Digiday Research: Brands want platforms to fix measurement issues
This month, we gathered together some of the biggest European brands for Digiday’s first Brand Summit in Berlin, Germany.
During the summit, attendees discussed some of their biggest challenges and opportunities for building brands. A few data points:
Brand safety, as one executive told me, is the buzzword of the moment. Half of the surveyed marketers in attendance said they had found their ads in a brand-unsafe context on Google’s display network, with about a third saying they’d also seen in their ads in an unsavory context on Facebook.
But this doesn’t seem to ruffle too many feathers when it comes to working with Google or Facebook. “Working closely with Google has really been effective for us,” one marketer said. “They’ve been great partners. We’re using scientific tools with Google to measure the effectiveness of our content.”
The issue is that while brand safety may be a concern, marketers, as always, are more obsessed with where they’re getting the most bang for their buck. “I want to make sure I’m getting significant eyeballs, and you can do it most efficiently with Google and Facebook. Until I learn otherwise, that’s where I’ll focus,” said another top brand executive.
That reality is evident: 73 percent of respondents said they hadn’t pulled any advertising from content because of issues. Perhaps more tellingly, it’s other things, like lack of third-party measurement, that is their biggest gripe with platforms — and brands are going to use the current brouhaha to get some leverage on that.
“Influencers are the new banner ads,” said one attendee, bemoaning how commoditized and crowded the use of so-called social stars has gotten. While many brands in attendance were using influencers, the problem seems to be that the sheen has worn off them.
At L’Oréal Paris, for example, general manager Adrien Koskas said he’s using them to make the brand’s advertising more diverse. He’s pro influencers, but said he recognized that it’s very easy to pick the wrong ones, which is why the brand a sourcing team devoted to tracking and finding the latest stars.
For other marketers in attendance, using influencers has also become more trouble than it’s worth. Many reported having to figuratively hold influencers’ hands throughout the entire creative process, then finding that the end product wasn’t what the brand asked for. Some reported that influencers often didn’t respect brand values or stick to guidelines.
It’s clear the jury is still out on influencers: 45 percent of respondents said using them hasn’t been too effective, while 36 percent said it has. Most of it probably comes down to not knowing how to assess influencers’ value.
“How can we judge if an influencer is worth being paid for? We were approached by a 17-year-old who wanted 1,000 euros. Is this the right person? How can I judge whether this is something I should do or not do?” asked one marketer.
Why YouTube’s focus on competing with streamers may have hurt the platform as brands focus on TikTok

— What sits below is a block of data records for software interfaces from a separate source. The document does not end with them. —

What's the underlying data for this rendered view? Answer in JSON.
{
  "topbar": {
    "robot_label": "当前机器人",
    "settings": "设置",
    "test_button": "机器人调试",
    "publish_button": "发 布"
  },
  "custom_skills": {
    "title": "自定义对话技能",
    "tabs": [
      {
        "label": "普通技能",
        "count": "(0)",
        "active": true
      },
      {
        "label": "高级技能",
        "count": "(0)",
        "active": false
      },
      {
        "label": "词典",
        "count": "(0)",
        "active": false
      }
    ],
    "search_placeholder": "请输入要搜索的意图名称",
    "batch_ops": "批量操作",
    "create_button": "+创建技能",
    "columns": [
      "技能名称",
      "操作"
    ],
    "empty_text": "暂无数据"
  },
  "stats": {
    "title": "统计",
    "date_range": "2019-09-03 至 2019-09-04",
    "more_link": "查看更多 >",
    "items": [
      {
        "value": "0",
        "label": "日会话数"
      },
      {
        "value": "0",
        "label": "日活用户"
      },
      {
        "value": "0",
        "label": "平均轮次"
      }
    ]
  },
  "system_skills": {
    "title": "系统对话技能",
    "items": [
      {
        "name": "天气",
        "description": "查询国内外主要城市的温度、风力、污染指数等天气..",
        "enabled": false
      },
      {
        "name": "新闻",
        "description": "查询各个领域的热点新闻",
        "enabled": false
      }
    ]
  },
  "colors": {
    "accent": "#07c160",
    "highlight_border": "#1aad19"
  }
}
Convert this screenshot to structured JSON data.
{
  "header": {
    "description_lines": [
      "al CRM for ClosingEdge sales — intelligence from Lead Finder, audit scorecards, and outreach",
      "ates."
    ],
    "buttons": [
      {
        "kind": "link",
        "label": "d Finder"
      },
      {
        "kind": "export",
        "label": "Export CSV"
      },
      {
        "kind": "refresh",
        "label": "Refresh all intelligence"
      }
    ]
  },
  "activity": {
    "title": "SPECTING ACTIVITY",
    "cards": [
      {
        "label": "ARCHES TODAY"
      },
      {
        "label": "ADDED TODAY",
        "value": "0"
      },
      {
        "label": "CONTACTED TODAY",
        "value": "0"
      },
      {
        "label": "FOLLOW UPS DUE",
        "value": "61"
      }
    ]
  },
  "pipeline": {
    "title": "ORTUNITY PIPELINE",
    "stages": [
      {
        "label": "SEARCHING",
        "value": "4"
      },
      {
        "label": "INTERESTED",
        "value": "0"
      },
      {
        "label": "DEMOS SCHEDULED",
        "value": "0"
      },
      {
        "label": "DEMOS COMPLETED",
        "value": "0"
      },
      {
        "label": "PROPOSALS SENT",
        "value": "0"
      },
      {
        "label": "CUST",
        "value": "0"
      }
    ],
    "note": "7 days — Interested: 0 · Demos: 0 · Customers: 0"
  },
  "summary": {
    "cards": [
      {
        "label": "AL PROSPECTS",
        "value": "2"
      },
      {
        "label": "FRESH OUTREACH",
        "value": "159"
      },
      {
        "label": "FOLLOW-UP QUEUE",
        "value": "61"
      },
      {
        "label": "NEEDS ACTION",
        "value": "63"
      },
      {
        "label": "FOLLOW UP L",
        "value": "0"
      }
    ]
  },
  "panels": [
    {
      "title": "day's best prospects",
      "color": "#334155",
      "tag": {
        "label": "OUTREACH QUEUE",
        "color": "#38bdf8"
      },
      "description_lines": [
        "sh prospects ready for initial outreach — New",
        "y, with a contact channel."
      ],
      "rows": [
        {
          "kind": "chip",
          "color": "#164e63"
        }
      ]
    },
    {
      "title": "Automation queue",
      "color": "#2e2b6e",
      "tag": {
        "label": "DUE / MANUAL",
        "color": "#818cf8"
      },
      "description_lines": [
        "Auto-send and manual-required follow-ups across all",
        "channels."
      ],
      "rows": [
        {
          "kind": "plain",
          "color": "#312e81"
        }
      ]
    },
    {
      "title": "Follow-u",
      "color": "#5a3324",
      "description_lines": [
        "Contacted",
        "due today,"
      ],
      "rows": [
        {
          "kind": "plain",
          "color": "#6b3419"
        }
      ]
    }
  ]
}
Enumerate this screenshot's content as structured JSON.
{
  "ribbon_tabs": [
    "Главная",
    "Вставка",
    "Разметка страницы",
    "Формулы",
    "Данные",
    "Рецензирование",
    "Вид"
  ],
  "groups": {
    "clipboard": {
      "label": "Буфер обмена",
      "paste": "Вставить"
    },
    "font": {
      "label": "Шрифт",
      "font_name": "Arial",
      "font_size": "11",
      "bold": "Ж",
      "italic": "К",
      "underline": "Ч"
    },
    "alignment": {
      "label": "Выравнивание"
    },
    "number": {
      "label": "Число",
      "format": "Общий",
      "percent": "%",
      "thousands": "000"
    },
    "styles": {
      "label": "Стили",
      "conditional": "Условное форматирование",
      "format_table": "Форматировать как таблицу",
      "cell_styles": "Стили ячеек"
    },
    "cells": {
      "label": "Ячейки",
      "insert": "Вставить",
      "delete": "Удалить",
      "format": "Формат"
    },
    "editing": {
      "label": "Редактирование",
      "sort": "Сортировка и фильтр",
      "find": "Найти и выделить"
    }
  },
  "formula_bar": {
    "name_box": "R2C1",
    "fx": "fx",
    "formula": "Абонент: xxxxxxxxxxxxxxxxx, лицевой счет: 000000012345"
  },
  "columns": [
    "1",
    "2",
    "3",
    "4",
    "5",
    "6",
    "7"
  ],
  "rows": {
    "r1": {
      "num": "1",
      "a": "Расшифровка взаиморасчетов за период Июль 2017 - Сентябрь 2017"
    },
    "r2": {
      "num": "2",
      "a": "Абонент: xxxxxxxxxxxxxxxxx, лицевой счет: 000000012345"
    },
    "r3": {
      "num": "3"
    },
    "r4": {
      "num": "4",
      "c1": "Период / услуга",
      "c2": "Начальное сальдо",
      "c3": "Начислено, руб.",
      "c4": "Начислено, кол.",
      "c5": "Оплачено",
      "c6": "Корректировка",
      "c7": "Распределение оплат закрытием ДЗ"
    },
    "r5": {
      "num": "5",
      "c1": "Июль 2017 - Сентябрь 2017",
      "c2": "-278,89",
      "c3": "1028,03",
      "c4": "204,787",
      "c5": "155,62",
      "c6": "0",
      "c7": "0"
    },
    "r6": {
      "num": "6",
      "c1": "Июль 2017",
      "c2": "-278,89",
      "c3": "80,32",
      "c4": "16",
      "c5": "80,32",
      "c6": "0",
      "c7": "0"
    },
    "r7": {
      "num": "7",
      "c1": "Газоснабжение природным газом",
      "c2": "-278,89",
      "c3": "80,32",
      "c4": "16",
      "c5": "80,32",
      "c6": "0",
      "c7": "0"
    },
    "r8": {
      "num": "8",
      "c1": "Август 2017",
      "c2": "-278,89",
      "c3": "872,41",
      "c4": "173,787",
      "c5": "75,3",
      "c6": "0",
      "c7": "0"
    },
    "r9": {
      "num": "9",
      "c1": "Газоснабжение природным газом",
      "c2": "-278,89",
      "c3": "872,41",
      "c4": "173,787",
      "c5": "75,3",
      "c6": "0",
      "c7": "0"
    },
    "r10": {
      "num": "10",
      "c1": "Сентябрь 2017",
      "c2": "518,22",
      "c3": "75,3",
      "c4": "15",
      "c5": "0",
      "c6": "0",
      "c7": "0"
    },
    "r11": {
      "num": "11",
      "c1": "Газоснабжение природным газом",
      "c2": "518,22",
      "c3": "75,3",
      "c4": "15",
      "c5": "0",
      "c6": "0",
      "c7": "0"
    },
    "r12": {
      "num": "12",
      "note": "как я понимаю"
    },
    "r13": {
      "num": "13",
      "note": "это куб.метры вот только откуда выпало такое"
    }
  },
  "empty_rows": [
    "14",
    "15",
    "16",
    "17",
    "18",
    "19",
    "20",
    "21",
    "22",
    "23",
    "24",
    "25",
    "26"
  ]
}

As competition continues to heat up in the digital video and content creation space with TikTok, Instagram and the recent addition of social app BeReal, YouTube may be feeling that heat more and more.
Dentsu’s new global gaming lead reflects on gaming strategy ‘void’ in advertising, media
Despite the rapid rise of gaming in recent years — or perhaps because of it — many brands and marketers are still confused about how to best reach the gaming community. Dentsu's new global gaming lead Brent Koning is equipped to navigate these uncertain waters.
‘Time to go on the offense’: In a choppy ad tech M&A market, strategic investors eye deals
For many strategic investors, it's a good moment to put their corporate development teams to work.
SponsoredPublishers are adapting advertising strategies for a privacy-first world
Tina Iannacchino, senior publisher director, Seedtag So much of the attention around the death of third-party cookies and its impact on the digital advertising industry is focused on the implications for brands and consumers, which is far from the complete picture. The digital publishing industry in the U.S. is massive and set to be shaken […]
Member ExclusiveDigiday+ Research: 60% of brands, retailers say holiday revenue will increase this year — slightly
Despite the current economic climate and perhaps not surprisingly following a record-breaking Thanksgiving shopping weekend, Digiday's survey found that the majority of brands and retailers expect revenue to increase during the holiday season over last year -- albeit only slightly.
Why Spotify makes Wrapped its annual marketing moment
As first-party data becomes increasingly important, so does Spotify's Wrapped end of year marketing campaign.